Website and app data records
>>>

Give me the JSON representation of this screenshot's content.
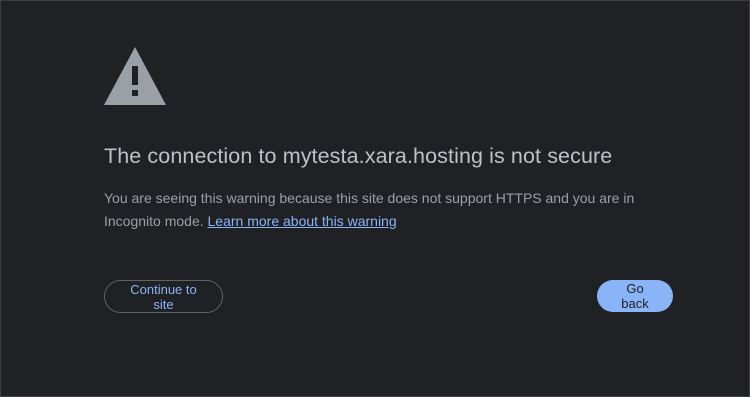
{
  "page": {
    "title": "The connection to mytesta.xara.hosting is not secure",
    "description": "You are seeing this warning because this site does not support HTTPS and you are in Incognito mode.",
    "learn_more_link": "Learn more about this warning"
  },
  "buttons": {
    "continue_label": "Continue to site",
    "back_label": "Go back"
  },
  "icons": {
    "warning": "warning-triangle-icon"
  },
  "colors": {
    "background": "#202124",
    "title": "#bdc1c6",
    "body_text": "#9aa0a6",
    "link": "#8ab4f8",
    "primary_button": "#8ab4f8",
    "icon": "#9aa0a6"
  }
}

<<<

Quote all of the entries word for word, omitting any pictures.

Give me the JSON representation of this screenshot's content.
{
  "page": {
    "title": "The connection to mytesta.xara.hosting is not secure",
    "description": "You are seeing this warning because this site does not support HTTPS and you are in Incognito mode.",
    "learn_more_link": "Learn more about this warning"
  },
  "buttons": {
    "continue_label": "Continue to site",
    "back_label": "Go back"
  },
  "icons": {
    "warning": "warning-triangle-icon"
  },
  "colors": {
    "background": "#202124",
    "title": "#bdc1c6",
    "body_text": "#9aa0a6",
    "link": "#8ab4f8",
    "primary_button": "#8ab4f8",
    "icon": "#9aa0a6"
  }
}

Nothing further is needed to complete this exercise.